The deformation associated with a number of kilometre-scale strike-slip fault zones which cut through outcropping carbonate rocks in the Southern Apennines was investigated at regional and outcrop scales. These faults trend roughly east-west and were studied at the Gargano Promontory on the Adriatic Coast (in the Apulian foreland) and in the Matese Mountains, about 120 km to the west (within the Apenninic fold-and-thrust belt). The fault zones are 200-300 m wide and typically comprise a core surrounded by a damage zone. Within fault cores, fault rocks (gouges and cataclasites) typically occur along master slip planes; in damage zones, secondary slip planes and solution cleavage are the most important planar discontinuities. The protolith carbonates surrounding the fault zone at Gargano show little deformation, but they are fractured in the Matese Mountains as a result of an earlier thrust phase. Cleavage surfaces in the damage zone of the studied faults are interpreted to be fault-propagation structures. Our field data indicate that cleavage-fault intersection lines are parallel to the normals of fault slip-vectors. The angle between a fault plane and the associated cleavage was found to be fairly constant (c. 40°) at different scales of observation. Finally, the spacing of the solution cleavage surfaces appeared in general to be regular (with a mean of about 22 mm), although it was found to decrease slightly near a fault plane. These results are intended to provide a basis for predicting the architecture of fault zones in buried carbonate reservoirs using seismic reflection and borehole data.

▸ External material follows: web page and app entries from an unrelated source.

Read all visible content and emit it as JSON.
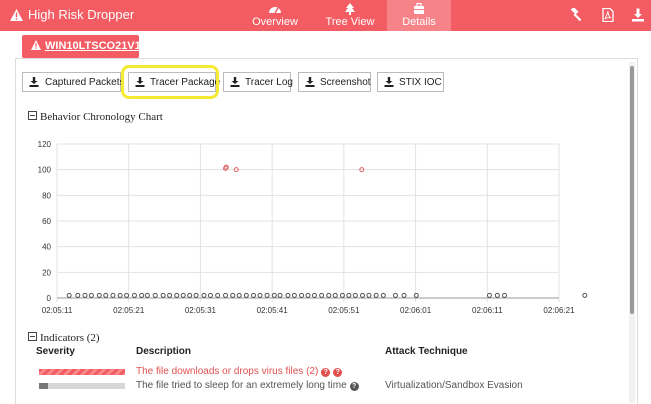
{
  "app": {
    "title": "High Risk Dropper",
    "nav": [
      {
        "label": "Overview",
        "icon": "dashboard-icon"
      },
      {
        "label": "Tree View",
        "icon": "tree-icon"
      },
      {
        "label": "Details",
        "icon": "suitcase-icon",
        "active": true
      }
    ],
    "toolbar_icons": [
      "hammer-icon",
      "pdf-icon",
      "download-icon"
    ],
    "accent": "#f25c62"
  },
  "host_tab": {
    "label": "WIN10LTSCO21V1",
    "icon": "warning-icon"
  },
  "actions": [
    {
      "label": "Captured Packets"
    },
    {
      "label": "Tracer Package",
      "highlighted": true
    },
    {
      "label": "Tracer Log"
    },
    {
      "label": "Screenshot"
    },
    {
      "label": "STIX IOC"
    }
  ],
  "behavior_section": {
    "title": "Behavior Chronology Chart"
  },
  "chart_data": {
    "type": "scatter",
    "title": "",
    "xlabel": "",
    "ylabel": "",
    "ylim": [
      0,
      120
    ],
    "yticks": [
      0,
      20,
      40,
      60,
      80,
      100,
      120
    ],
    "xticks": [
      "02:05:11",
      "02:05:21",
      "02:05:31",
      "02:05:41",
      "02:05:51",
      "02:06:01",
      "02:06:11",
      "02:06:21"
    ],
    "grid": true,
    "series": [
      {
        "color": "#e06060",
        "x": [
          23.5,
          23.6,
          25.0,
          42.5
        ],
        "y": [
          101,
          102,
          100,
          100
        ]
      },
      {
        "color": "#555555",
        "x": [
          1.7,
          2.9,
          3.9,
          4.8,
          5.9,
          6.8,
          7.8,
          8.8,
          9.7,
          10.8,
          11.8,
          12.6,
          13.7,
          14.8,
          15.7,
          16.7,
          17.6,
          18.5,
          19.4,
          20.5,
          21.4,
          22.4,
          23.5,
          24.5,
          25.4,
          26.4,
          27.4,
          28.3,
          29.3,
          30.3,
          31.1,
          32.2,
          33.1,
          34.1,
          35.0,
          35.9,
          36.9,
          37.9,
          38.8,
          39.8,
          40.7,
          41.6,
          42.6,
          43.5,
          44.5,
          45.5,
          47.2,
          48.4,
          50.1,
          60.3,
          61.4,
          62.4,
          73.6,
          84.7
        ],
        "y": [
          2,
          2,
          2,
          2,
          2,
          2,
          2,
          2,
          2,
          2,
          2,
          2,
          2,
          2,
          2,
          2,
          2,
          2,
          2,
          2,
          2,
          2,
          2,
          2,
          2,
          2,
          2,
          2,
          2,
          2,
          2,
          2,
          2,
          2,
          2,
          2,
          2,
          2,
          2,
          2,
          2,
          2,
          2,
          2,
          2,
          2,
          2,
          2,
          2,
          2,
          2,
          2,
          2,
          2
        ]
      }
    ]
  },
  "indicators": {
    "title": "Indicators (2)",
    "headers": {
      "severity": "Severity",
      "description": "Description",
      "technique": "Attack Technique"
    },
    "rows": [
      {
        "severity_level": 1.0,
        "severity_color": "#f25c62",
        "description": "The file downloads or drops virus files (2)",
        "description_color": "#e0504f",
        "technique": "",
        "help_color": "#e0504f"
      },
      {
        "severity_level": 0.1,
        "severity_color": "#777777",
        "description": "The file tried to sleep for an extremely long time",
        "description_color": "#555555",
        "technique": "Virtualization/Sandbox Evasion",
        "help_color": "#555555"
      }
    ]
  }
}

Billi, A., Salvini, F. (2001). Fault-related solution cleavage in exposed carbonate reservoir rocks in the Southern Apennines, Italy. JOURNAL OF PETROLEUM GEOLOGY, 24(2), 147-169 [10.1111/j.1747-5457.2001.tb00665.x].